-- INFORMATION follows --
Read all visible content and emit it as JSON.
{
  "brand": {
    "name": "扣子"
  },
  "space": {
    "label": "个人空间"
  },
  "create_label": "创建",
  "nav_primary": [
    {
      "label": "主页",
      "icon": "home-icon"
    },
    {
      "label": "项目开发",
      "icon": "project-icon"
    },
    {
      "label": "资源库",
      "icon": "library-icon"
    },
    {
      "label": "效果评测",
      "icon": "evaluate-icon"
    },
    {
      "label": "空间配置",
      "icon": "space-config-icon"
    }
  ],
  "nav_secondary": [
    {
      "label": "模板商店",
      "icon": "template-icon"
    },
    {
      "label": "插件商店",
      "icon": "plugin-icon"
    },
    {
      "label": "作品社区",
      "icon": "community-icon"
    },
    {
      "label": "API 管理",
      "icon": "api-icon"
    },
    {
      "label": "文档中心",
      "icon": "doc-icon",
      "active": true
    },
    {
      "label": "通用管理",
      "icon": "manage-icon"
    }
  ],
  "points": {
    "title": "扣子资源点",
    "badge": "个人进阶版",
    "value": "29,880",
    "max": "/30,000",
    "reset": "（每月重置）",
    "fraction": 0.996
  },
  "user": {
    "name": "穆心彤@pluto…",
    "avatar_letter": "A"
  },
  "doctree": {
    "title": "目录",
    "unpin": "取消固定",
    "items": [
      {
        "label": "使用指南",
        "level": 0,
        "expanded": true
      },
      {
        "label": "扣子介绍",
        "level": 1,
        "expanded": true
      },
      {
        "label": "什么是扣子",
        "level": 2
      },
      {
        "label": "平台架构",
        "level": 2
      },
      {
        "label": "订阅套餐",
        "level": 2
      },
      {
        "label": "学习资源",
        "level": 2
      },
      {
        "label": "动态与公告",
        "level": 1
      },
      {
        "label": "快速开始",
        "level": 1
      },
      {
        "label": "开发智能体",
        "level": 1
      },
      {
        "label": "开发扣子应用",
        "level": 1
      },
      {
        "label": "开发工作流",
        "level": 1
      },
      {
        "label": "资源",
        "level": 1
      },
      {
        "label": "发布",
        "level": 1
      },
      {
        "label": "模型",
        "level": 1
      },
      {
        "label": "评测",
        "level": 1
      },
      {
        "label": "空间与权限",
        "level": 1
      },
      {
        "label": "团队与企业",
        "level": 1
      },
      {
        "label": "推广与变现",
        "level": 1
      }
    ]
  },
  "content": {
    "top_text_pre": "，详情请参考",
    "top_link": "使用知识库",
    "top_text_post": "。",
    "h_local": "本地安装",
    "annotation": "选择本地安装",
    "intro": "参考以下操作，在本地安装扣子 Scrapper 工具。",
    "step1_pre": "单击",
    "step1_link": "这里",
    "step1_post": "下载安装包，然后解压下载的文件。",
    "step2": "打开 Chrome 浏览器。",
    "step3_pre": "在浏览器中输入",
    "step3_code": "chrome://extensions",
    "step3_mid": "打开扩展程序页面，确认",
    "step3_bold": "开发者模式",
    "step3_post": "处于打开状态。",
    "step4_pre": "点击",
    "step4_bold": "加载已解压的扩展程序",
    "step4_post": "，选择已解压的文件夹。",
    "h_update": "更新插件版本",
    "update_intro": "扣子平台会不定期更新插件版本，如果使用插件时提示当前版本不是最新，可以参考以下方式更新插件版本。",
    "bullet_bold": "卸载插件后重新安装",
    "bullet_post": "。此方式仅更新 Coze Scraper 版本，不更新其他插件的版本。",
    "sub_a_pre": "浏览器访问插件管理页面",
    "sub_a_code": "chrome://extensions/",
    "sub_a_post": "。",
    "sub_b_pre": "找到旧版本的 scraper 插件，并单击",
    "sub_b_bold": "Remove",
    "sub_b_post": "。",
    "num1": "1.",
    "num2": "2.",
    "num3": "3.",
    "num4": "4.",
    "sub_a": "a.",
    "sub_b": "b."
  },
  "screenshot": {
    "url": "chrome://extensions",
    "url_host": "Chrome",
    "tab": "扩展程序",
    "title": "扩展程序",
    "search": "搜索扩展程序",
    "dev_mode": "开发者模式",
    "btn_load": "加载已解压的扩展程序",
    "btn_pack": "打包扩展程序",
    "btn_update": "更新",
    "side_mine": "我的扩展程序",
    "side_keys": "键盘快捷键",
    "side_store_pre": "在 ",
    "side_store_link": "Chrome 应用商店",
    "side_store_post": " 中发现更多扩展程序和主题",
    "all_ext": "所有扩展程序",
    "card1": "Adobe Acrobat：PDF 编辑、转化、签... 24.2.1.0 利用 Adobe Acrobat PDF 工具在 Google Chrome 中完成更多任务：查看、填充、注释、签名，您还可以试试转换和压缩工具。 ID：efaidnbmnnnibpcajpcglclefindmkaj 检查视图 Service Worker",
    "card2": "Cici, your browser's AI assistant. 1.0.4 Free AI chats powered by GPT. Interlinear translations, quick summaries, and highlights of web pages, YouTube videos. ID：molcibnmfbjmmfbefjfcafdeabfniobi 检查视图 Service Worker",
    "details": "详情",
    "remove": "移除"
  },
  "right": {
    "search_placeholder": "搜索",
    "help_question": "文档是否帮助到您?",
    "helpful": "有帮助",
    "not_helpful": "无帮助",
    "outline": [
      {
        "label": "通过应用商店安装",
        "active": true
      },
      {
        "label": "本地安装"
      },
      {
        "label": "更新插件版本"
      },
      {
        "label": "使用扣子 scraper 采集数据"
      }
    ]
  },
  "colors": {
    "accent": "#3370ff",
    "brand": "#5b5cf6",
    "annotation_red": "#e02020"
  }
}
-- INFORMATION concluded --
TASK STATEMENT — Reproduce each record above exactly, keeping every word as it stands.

OUTPUT FOR THIS TASK —
Read all visible content and emit it as JSON.
{
  "brand": {
    "name": "扣子"
  },
  "space": {
    "label": "个人空间"
  },
  "create_label": "创建",
  "nav_primary": [
    {
      "label": "主页",
      "icon": "home-icon"
    },
    {
      "label": "项目开发",
      "icon": "project-icon"
    },
    {
      "label": "资源库",
      "icon": "library-icon"
    },
    {
      "label": "效果评测",
      "icon": "evaluate-icon"
    },
    {
      "label": "空间配置",
      "icon": "space-config-icon"
    }
  ],
  "nav_secondary": [
    {
      "label": "模板商店",
      "icon": "template-icon"
    },
    {
      "label": "插件商店",
      "icon": "plugin-icon"
    },
    {
      "label": "作品社区",
      "icon": "community-icon"
    },
    {
      "label": "API 管理",
      "icon": "api-icon"
    },
    {
      "label": "文档中心",
      "icon": "doc-icon",
      "active": true
    },
    {
      "label": "通用管理",
      "icon": "manage-icon"
    }
  ],
  "points": {
    "title": "扣子资源点",
    "badge": "个人进阶版",
    "value": "29,880",
    "max": "/30,000",
    "reset": "（每月重置）",
    "fraction": 0.996
  },
  "user": {
    "name": "穆心彤@pluto…",
    "avatar_letter": "A"
  },
  "doctree": {
    "title": "目录",
    "unpin": "取消固定",
    "items": [
      {
        "label": "使用指南",
        "level": 0,
        "expanded": true
      },
      {
        "label": "扣子介绍",
        "level": 1,
        "expanded": true
      },
      {
        "label": "什么是扣子",
        "level": 2
      },
      {
        "label": "平台架构",
        "level": 2
      },
      {
        "label": "订阅套餐",
        "level": 2
      },
      {
        "label": "学习资源",
        "level": 2
      },
      {
        "label": "动态与公告",
        "level": 1
      },
      {
        "label": "快速开始",
        "level": 1
      },
      {
        "label": "开发智能体",
        "level": 1
      },
      {
        "label": "开发扣子应用",
        "level": 1
      },
      {
        "label": "开发工作流",
        "level": 1
      },
      {
        "label": "资源",
        "level": 1
      },
      {
        "label": "发布",
        "level": 1
      },
      {
        "label": "模型",
        "level": 1
      },
      {
        "label": "评测",
        "level": 1
      },
      {
        "label": "空间与权限",
        "level": 1
      },
      {
        "label": "团队与企业",
        "level": 1
      },
      {
        "label": "推广与变现",
        "level": 1
      }
    ]
  },
  "content": {
    "top_text_pre": "，详情请参考",
    "top_link": "使用知识库",
    "top_text_post": "。",
    "h_local": "本地安装",
    "annotation": "选择本地安装",
    "intro": "参考以下操作，在本地安装扣子 Scrapper 工具。",
    "step1_pre": "单击",
    "step1_link": "这里",
    "step1_post": "下载安装包，然后解压下载的文件。",
    "step2": "打开 Chrome 浏览器。",
    "step3_pre": "在浏览器中输入",
    "step3_code": "chrome://extensions",
    "step3_mid": "打开扩展程序页面，确认",
    "step3_bold": "开发者模式",
    "step3_post": "处于打开状态。",
    "step4_pre": "点击",
    "step4_bold": "加载已解压的扩展程序",
    "step4_post": "，选择已解压的文件夹。",
    "h_update": "更新插件版本",
    "update_intro": "扣子平台会不定期更新插件版本，如果使用插件时提示当前版本不是最新，可以参考以下方式更新插件版本。",
    "bullet_bold": "卸载插件后重新安装",
    "bullet_post": "。此方式仅更新 Coze Scraper 版本，不更新其他插件的版本。",
    "sub_a_pre": "浏览器访问插件管理页面",
    "sub_a_code": "chrome://extensions/",
    "sub_a_post": "。",
    "sub_b_pre": "找到旧版本的 scraper 插件，并单击",
    "sub_b_bold": "Remove",
    "sub_b_post": "。",
    "num1": "1.",
    "num2": "2.",
    "num3": "3.",
    "num4": "4.",
    "sub_a": "a.",
    "sub_b": "b."
  },
  "screenshot": {
    "url": "chrome://extensions",
    "url_host": "Chrome",
    "tab": "扩展程序",
    "title": "扩展程序",
    "search": "搜索扩展程序",
    "dev_mode": "开发者模式",
    "btn_load": "加载已解压的扩展程序",
    "btn_pack": "打包扩展程序",
    "btn_update": "更新",
    "side_mine": "我的扩展程序",
    "side_keys": "键盘快捷键",
    "side_store_pre": "在 ",
    "side_store_link": "Chrome 应用商店",
    "side_store_post": " 中发现更多扩展程序和主题",
    "all_ext": "所有扩展程序",
    "card1": "Adobe Acrobat：PDF 编辑、转化、签... 24.2.1.0 利用 Adobe Acrobat PDF 工具在 Google Chrome 中完成更多任务：查看、填充、注释、签名，您还可以试试转换和压缩工具。 ID：efaidnbmnnnibpcajpcglclefindmkaj 检查视图 Service Worker",
    "card2": "Cici, your browser's AI assistant. 1.0.4 Free AI chats powered by GPT. Interlinear translations, quick summaries, and highlights of web pages, YouTube videos. ID：molcibnmfbjmmfbefjfcafdeabfniobi 检查视图 Service Worker",
    "details": "详情",
    "remove": "移除"
  },
  "right": {
    "search_placeholder": "搜索",
    "help_question": "文档是否帮助到您?",
    "helpful": "有帮助",
    "not_helpful": "无帮助",
    "outline": [
      {
        "label": "通过应用商店安装",
        "active": true
      },
      {
        "label": "本地安装"
      },
      {
        "label": "更新插件版本"
      },
      {
        "label": "使用扣子 scraper 采集数据"
      }
    ]
  },
  "colors": {
    "accent": "#3370ff",
    "brand": "#5b5cf6",
    "annotation_red": "#e02020"
  }
}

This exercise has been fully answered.